With family and volunteers no longer allowed to visit because of the statewide stay-at-home order, the elderly residents at Quail Garden decided to express their feelings with signs posted outside the assisted-living facility in downtown Livermore.

“Dear Family, Sorry you can’t be here,” says one of the signs. Another reads, “June & Sharon,

We are eating well & playing lots of games. I love you.” Several of the signs express the residents’ hopes that loved ones are staying healthy during the coronavirus epidemic.

“A lot of our residents have family who used to visit every day,” said Quail Garden activity director Natalie Avery. “We also have 35 volunteers who come here regularly, including some who bring their therapy dogs. Our residents miss them. This was a heartfelt way for our residents to reach out and let people know they are okay.”

Quail Garden administrator Alicia Peacock came up with the idea for the signs because many of the residents were worried about not being able to see their friends and family members, Avery said. The residents started making the poster board signs last Thursday, and the signs went up Friday afternoon. The care facility occupies the old St. Paul’s Hospital building built in 1927, in a residential area near downtown Livermore.

Since then, Avery said, dozens of people have stopped to take pictures. “It’s really amazing. There are hundreds of pictures of our signs on Facebook now.”

So many signs have popped up that staff had to dig out old walkers and wheelchairs to hang them on, she said. One Quail Garden resident also suggested hanging a sign on a side gate used by the staff to let them know how much they are appreciated. It reads, “We (heart) our essential care providers.”

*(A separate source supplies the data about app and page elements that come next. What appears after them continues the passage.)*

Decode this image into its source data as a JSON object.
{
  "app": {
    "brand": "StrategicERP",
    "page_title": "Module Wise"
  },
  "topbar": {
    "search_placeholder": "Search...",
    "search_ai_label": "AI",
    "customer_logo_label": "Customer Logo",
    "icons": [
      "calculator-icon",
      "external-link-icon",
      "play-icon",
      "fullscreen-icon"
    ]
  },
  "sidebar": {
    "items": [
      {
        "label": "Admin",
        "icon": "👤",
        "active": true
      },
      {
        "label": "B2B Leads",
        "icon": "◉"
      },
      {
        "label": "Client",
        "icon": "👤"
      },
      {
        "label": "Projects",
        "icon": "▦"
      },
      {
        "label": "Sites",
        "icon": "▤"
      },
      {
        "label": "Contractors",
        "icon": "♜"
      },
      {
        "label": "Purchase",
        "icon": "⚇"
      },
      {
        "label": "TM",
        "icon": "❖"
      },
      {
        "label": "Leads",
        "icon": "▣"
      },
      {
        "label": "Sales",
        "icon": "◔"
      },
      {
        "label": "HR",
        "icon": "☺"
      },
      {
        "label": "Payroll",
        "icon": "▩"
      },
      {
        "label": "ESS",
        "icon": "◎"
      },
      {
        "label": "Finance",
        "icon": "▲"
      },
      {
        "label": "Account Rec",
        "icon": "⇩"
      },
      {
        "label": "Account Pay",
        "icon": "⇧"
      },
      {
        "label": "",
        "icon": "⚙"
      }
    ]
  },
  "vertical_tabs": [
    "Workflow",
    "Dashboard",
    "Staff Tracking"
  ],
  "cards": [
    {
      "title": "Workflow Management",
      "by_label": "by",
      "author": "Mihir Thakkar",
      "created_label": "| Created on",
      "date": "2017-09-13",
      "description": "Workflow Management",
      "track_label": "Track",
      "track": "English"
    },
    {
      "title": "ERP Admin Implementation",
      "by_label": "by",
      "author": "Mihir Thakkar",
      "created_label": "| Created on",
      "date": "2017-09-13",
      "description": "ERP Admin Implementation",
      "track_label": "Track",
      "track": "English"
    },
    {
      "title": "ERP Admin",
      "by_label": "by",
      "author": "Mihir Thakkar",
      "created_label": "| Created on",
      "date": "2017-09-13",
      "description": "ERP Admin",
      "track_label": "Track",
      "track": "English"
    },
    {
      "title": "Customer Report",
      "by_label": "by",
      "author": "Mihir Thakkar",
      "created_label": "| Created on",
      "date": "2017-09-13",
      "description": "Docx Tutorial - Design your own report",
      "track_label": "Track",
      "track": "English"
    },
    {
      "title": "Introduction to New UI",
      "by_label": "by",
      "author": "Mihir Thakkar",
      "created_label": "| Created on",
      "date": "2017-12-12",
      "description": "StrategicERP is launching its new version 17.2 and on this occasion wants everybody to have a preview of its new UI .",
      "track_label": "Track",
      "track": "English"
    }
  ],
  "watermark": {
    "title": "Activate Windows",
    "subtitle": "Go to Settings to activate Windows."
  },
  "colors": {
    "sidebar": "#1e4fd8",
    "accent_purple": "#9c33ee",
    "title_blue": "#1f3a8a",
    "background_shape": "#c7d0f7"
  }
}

Twenty-two elderly residents live at the assisted living facility, many with long-term medical issues, which places them among the most at-risk of serious complications or death if they become infected by the coronavirus. Although family members and dozens of volunteers no longer are allowed into the facility, about 15 cooks, care providers, and other staff still attend to their needs.

Avery said all – residents and staff — are having to learn new routines because of the coronavirus pandemic. For example, residents are learning to wipe down telephones and other shared equipment with an antiseptic after every use. Quail Garden is taking the temperature of all staff members at the beginning of every shift. Avery said many of the residents have also learned to hold video chats with their families.

“A lot of our residents say they have gone through bad times before, but never anything like this,” Avery said. “It’s scary. They’re scared. We turn off the television during lunch just to give everybody a break from the news. But the worst is not being able to visit with their families.”

As one sign addressed to Vicky says, “I love you and miss you. I wish I could see you every day. Please stay healthy and safe. I’ll see you soon.”